Following his legislative setbacks, Justice is putting all his chips in on passage of the Roads to Prosperity 2017 amendment to the state constitution. If approved, it would provide for the issuance of $1.6 billion of road bonds, the key component of his $2.8 billion road building initiative.
Justice has said, using his typical hyperbole, that it will be the biggest, boldest initiative ever in state history, and will “absolutely turn the state around.”
Conversely, he has said that if it fails, the state is dead. “If it fails, this state is history,” Justice has said. “That’s all there is to it.”
Rumblings are that some Republican statewide elected officials are planning to oppose the road bond referendum. Meanwhile, some Republicans are already trying to make a claim that even though the funding to underwrite the bonds has already been enacted, in the form of gas tax hikes and increased DMV fees that went into effect July 1, additional tax hikes will follow if the referendum is approved.
Again, if the referendum is framed as a question of raising taxes as opposed to a question of whether to build and rehab state highways, it is doomed.
Perhaps Justice figures that, with the governor as a Republican, members of the GOP can’t go full-bore against the road bond referendum.
However, conversely, Justice will probably need county commissioners, mayors and legislators to get on board to convince their constituents that Justice’s road-building initiative is good policy. Some of that needed support will have to come from Democrats, some of whom may still be stinging from Justice’s change of party.
It’s certainly hard to imagine that Justice could pick up the phone and ask Sen. Joe Manchin to campaign for the road bonds after what transpired.
Perhaps Justice could get his friend Donald to come out and campaign, since his own infrastructure initiative seems to be stuck in neutral.
Ultimately, the impact of Justice’s change of party affiliation probably will not be worthy of all the buzz it generated over the past few days.
If nothing else, it was amusing to watch Republicans disavow attacks they had made on Justice, some barely hours old when he announced his switch, while Democrats quickly cut-and-pasted those attacks as their own.

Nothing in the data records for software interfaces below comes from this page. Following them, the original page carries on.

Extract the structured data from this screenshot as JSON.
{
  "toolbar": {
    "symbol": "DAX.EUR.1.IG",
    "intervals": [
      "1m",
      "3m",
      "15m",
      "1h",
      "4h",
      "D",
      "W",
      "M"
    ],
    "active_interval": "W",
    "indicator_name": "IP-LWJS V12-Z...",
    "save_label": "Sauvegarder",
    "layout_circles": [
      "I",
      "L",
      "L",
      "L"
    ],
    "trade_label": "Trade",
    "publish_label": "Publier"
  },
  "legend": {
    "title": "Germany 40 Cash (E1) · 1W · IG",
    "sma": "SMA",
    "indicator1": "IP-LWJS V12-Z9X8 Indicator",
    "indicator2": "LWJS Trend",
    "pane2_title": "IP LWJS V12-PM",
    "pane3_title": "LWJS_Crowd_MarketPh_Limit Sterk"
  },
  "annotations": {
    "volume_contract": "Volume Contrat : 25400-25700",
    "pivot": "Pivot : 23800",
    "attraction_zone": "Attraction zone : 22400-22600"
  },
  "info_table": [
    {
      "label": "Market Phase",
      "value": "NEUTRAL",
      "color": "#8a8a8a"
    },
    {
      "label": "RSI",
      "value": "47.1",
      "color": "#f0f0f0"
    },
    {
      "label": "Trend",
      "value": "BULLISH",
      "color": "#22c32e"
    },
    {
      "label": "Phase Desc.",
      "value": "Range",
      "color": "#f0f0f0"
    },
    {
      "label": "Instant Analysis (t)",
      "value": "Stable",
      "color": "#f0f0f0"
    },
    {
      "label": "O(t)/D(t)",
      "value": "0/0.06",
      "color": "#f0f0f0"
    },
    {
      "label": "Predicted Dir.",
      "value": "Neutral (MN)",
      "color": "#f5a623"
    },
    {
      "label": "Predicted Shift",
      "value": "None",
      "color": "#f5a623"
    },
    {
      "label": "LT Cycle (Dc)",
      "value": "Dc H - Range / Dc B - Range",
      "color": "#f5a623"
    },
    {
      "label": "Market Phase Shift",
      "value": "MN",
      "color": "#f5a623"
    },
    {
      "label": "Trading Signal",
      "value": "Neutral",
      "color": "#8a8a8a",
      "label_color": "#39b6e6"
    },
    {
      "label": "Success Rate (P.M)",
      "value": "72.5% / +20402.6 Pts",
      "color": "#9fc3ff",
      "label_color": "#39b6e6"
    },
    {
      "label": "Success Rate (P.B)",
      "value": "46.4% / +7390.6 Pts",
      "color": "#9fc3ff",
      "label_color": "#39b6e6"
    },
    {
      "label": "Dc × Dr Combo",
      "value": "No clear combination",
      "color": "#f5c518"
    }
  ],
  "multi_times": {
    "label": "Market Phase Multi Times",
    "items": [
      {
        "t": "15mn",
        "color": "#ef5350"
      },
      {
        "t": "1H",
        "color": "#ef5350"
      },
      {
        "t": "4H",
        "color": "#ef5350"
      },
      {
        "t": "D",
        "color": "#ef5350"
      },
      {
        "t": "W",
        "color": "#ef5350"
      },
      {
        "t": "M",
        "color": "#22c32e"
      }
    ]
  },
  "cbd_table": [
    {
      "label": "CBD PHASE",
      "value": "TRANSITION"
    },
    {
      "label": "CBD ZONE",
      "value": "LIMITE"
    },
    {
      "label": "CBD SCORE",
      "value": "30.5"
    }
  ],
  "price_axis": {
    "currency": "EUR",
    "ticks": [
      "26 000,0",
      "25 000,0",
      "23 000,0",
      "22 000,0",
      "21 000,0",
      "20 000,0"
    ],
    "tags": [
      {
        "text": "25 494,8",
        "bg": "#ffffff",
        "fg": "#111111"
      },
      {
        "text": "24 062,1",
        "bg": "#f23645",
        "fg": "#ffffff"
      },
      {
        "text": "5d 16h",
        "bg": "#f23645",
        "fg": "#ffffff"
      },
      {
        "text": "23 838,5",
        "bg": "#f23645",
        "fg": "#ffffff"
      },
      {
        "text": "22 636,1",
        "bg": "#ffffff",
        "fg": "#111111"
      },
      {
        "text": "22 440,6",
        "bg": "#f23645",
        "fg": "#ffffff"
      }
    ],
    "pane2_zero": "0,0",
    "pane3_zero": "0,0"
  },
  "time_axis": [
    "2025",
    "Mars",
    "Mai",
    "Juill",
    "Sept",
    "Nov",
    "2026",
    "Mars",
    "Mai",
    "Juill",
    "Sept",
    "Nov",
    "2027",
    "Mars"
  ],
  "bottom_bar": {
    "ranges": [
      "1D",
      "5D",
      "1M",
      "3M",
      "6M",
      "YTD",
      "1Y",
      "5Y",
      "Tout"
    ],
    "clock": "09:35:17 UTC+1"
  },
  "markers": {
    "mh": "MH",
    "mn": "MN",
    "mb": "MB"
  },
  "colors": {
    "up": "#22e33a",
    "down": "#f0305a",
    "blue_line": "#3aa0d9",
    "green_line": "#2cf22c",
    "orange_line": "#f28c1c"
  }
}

Reach Phil Kabler at firstname.lastname@example.org, 304-348-1220 or follow @PhilKabler on Twitter.